Thank you for the opportunity to testify. I would be pleased to answer the Committee's questions.
Josephine P. Briggs, M.D. Director, NCCAM
On January 24, 2008, Josephine P. Briggs, M.D., was named Director of the National Center for Complementary and Alternative Medicine. An accomplished researcher and physician, Dr. Briggs brings a focus on translational research to the study of complementary and alternative medicine to help build a fuller understanding of the usefulness and safety of CAM practices.
Dr. Briggs received her A.B. cum laude in biology from Harvard-Radcliffe College and her M.D. from Harvard Medical School. She completed her residency training in internal medicine and nephrology at the Mount Sinai School of Medicine, New York, NY, where she was also chief resident in the Department of Internal Medicine and a fellow in clinical nephrology. She then held a research fellowship in physiology at Yale School of Medicine, New Haven, CT, working with Dr. Fred Wright and Dr. Gerhard Giebisch. After completing her fellowship at Yale, Dr. Briggs was a research scientist for 7 years at the Physiology Institute at the University of Munich, Munich, Germany.

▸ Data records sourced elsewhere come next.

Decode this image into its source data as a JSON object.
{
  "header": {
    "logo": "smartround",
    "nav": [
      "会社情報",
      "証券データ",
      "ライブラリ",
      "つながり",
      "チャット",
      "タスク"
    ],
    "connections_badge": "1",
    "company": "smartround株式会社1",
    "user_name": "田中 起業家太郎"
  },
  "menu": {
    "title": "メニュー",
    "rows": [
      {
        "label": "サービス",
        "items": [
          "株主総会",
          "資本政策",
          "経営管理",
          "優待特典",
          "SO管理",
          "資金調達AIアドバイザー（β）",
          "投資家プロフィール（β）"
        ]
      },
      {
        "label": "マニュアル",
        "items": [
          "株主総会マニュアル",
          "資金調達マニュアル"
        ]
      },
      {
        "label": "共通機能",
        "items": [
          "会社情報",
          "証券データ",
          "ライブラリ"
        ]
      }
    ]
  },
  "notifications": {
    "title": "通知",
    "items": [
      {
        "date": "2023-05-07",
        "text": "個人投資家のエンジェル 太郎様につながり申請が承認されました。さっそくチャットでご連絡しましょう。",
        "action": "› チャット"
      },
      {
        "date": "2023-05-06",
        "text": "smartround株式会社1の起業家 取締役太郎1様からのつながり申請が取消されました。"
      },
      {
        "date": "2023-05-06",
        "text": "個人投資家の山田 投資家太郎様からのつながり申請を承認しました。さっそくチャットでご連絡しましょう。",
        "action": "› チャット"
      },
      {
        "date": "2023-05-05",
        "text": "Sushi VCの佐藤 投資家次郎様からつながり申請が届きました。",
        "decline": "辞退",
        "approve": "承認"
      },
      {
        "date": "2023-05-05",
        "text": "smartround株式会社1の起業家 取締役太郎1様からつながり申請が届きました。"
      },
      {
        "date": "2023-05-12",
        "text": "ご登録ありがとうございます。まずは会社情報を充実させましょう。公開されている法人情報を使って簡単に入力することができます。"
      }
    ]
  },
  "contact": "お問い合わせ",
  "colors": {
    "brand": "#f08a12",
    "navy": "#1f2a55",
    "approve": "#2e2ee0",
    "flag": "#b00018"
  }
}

In 1985, Dr. Briggs moved to the University of Michigan, Ann Arbor, MI, where she held several academic positions, including associate chair for research in the Department of Internal Medicine and professorships in the Division of Nephrology, Department of Internal Medicine and the Department of Physiology. Dr. Briggs joined the National Institutes of Health in 1997 as director of the Division of Kidney, Urologic, and Hematologic Diseases at the National Institute of Diabetes and Digestive and Kidney Diseases where she oversaw extramural research activities. While at NIDDK, she co-chaired an NIH Roadmap Committee on Translational Core Resources. In 2006, she accepted a position as senior scientific officer at the Howard Hughes Medical Institute.
Dr. Briggs' research interests include the renin-angiotensin system, diabetic nephropathy, circadian regulation of blood pressure, and the effect of antioxidants in kidney disease. She has published more than 130 research articles and has served on the editorial boards of several journals including the Journal of Laboratory and Clinical Medicine, Seminars in Nephrology, and Hypertension and was deputy editor for the Journal of Clinical Investigation. She is an elected member of the American Association of Physicians and the American Society of Clinical Investigation and a fellow of the American Association for the Advancement of Science. She is a recipient of many awards and prizes, including the Volhard Prize of the German Nephrological Society, the Alexander von Humboldt Scientific Exchange Award, and NIH Director's Awards for her role in the development of the Trans-NIH Type I Diabetes Strategic Plan and her leadership of the Trans-NIH Zebrafish committee.